 Paragraph 4 – no change

 Paragraph 5 – add note
 “Note For additional School Psychology Program policies, students should refer to the School Psychology Graduate Student Handbook available in the School Psychology office, 341 Graff Main Hall.”

PSY 752, Assessment and Remediation: Learning and Behavior Problems I, 3 credits, course description, effective spring 2002.
 “This course is designed to teach the student how to engage in assessment activities that will result in effective planning of educational interventions for students who have difficulty with school learning. Students completing the course should be prepared to engage in appropriate assessment procedures that provide the necessary information for both educational placement and instructional programming decisions. Prerequisite: PSY 451/551. Offered Sem. II.”

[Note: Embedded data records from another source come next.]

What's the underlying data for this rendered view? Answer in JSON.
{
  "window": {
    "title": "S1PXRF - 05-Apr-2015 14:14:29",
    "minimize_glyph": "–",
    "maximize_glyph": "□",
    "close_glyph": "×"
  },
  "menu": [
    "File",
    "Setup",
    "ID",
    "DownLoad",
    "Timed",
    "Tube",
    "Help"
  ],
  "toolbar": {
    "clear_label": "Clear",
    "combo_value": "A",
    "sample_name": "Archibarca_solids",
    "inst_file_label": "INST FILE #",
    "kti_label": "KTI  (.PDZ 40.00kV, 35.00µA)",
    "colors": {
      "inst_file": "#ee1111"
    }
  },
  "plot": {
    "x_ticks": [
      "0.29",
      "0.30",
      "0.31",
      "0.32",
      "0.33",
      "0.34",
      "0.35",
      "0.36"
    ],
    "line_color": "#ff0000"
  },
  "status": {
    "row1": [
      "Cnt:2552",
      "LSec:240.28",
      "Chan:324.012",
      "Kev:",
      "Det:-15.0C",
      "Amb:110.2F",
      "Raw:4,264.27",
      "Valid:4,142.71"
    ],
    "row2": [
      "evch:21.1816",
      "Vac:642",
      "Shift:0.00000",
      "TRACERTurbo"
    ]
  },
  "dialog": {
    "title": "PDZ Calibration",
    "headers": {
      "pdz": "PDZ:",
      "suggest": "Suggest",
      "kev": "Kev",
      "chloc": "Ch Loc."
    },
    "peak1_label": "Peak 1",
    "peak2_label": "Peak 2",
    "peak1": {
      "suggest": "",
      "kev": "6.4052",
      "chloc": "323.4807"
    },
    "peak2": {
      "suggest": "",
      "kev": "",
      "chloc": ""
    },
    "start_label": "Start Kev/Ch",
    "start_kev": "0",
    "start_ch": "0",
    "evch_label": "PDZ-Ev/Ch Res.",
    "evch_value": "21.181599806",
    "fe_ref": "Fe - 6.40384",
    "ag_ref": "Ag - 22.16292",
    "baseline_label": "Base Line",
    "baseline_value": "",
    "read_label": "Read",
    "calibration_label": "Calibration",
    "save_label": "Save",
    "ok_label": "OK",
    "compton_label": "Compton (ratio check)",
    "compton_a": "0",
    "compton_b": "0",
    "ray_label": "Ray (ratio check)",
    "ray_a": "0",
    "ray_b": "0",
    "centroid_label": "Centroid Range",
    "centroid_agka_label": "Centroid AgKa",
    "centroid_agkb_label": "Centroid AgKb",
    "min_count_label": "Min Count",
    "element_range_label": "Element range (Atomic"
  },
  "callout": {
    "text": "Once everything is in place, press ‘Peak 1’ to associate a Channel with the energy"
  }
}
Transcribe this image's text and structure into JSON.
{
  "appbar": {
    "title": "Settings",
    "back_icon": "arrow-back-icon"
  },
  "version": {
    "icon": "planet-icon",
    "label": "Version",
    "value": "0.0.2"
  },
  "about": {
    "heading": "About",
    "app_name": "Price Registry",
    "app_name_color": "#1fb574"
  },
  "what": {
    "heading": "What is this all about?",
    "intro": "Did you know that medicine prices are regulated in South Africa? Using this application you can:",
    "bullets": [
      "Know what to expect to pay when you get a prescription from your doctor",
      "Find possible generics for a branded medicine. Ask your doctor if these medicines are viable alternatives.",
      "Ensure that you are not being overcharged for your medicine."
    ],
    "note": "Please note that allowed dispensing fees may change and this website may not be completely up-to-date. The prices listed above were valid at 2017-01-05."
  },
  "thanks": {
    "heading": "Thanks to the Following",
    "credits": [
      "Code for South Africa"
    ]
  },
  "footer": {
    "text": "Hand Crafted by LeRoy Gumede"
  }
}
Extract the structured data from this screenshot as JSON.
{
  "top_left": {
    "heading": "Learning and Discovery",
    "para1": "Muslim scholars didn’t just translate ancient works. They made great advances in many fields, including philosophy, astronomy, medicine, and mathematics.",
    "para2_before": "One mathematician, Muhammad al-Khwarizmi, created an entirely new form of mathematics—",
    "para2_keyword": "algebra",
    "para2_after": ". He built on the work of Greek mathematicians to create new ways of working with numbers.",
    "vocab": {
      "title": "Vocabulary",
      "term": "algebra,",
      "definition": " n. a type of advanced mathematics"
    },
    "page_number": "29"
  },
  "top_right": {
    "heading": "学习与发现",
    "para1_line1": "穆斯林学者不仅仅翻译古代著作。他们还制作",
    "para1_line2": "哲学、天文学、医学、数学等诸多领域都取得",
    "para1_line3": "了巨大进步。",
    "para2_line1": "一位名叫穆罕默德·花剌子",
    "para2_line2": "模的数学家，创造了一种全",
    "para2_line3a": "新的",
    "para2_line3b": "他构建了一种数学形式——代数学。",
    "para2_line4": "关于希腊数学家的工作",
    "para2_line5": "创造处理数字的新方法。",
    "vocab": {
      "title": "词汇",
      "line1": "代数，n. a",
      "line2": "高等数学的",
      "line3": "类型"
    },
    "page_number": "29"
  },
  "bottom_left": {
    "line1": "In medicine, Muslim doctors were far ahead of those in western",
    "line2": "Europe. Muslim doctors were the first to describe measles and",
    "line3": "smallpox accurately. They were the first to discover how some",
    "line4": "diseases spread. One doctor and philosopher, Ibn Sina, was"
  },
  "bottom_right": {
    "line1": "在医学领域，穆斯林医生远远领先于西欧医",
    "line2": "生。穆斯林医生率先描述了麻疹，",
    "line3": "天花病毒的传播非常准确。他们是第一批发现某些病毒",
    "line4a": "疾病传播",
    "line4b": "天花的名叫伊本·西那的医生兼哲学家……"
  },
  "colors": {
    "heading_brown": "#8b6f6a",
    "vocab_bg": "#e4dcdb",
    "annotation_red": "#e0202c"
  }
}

SPY 758, Individual Intellectual Assessment: Laboratory, 3 credits, prerequisites, effective spring 2002;
 Add prerequisite “…and acceptance into the school psychology program.”

SPY 762, Supervised Practicum in School Psychology, 3 credits, course description and prerequisites, effective spring 2002.
 “Supervised practice in the application of school psychology professional skills, including psychoeducational assessment, academic intervention, and behavioral intervention. Prerequisites: PSY 757, SPY 700 and SPY 758. Offered Sem. II.”

SPY 763, Supervised Practicum II in School Psychology, 3 credits, course description and prerequisites, effective spring 2002.
 “Supervised practice in the application of school psychology professional skills, including personality/behavioral assessment, intervention, consultation, counseling, and needs assessment. Prerequisites: PSY 520, 752, 771 and 775; SPY 762. Offered Sem. I.”

SPY 764, Supervised Practicum III in School Psychology, 3 credits, course description and prerequisites, effective spring 2002.
 “Supervised practice in the advanced application of school psychology professional skills, including assessment of special populations, intervention, consultation, counseling, case management, and pupil services. Prerequisites: PSY 759, 772, 776; SPY 763. Offered Sem. II.”

SPY 797, Internship in School Psychology, 3 credits, course description and prerequisites, effective spring 2001.
 “An intense and diverse professional experience in school psychology for a minimum of 600 hours for 3 credits under the supervision of an experienced school psychologist and a university supervisor and within training guidelines defined by the training program. Activities include assessment, interventions, consulting, counseling, pupil services, and applied projects. Prerequisites: completion of all other School Psychology course work except for SPY 801, a passing score on the national School Psychology examination or UW-La Crosse comprehensive examinations. Repeatable for credit — maximum 6.”

This proposal removes the comprehensive examination requirement from the master’s degree, and makes it a requirement for the Specialist degree. Students also have the option of earning a passing score on the national School Psychology test in lieu of comps. More specific language was added about the three semesters of supervised practica. Now all interns will pay actual costs for supervisory on-site visits rather than the nominal fee of $100 for sites further than 250 miles. Generally, student interns are paid $35,000, so this should not be an unreasonable burden. Standard university travel regulations are followed. Revisions to SPY 762, 763, and 764 bring them up to date, and are in line with credentialing mandate.
M/S/P to waive the second reading and approve the proposal, assuming changes to SPE 401/501, 416/516 and 429/529 are approved.

3. Consent Agenda
 Change designator to accompany department name change, effective spring 2002.  FLG (Foreign Languages) to MLG (Modern Languages), MLG 455/555.
M/S/P to approve.

4. New business – none

The meeting adjourned at 4:05 p.m. The next meeting is December 4, which is the deadline to have proposals approved by GCC in order to guarantee inclusion in the catalog.

Diane L. Schumacher
GCC Secretary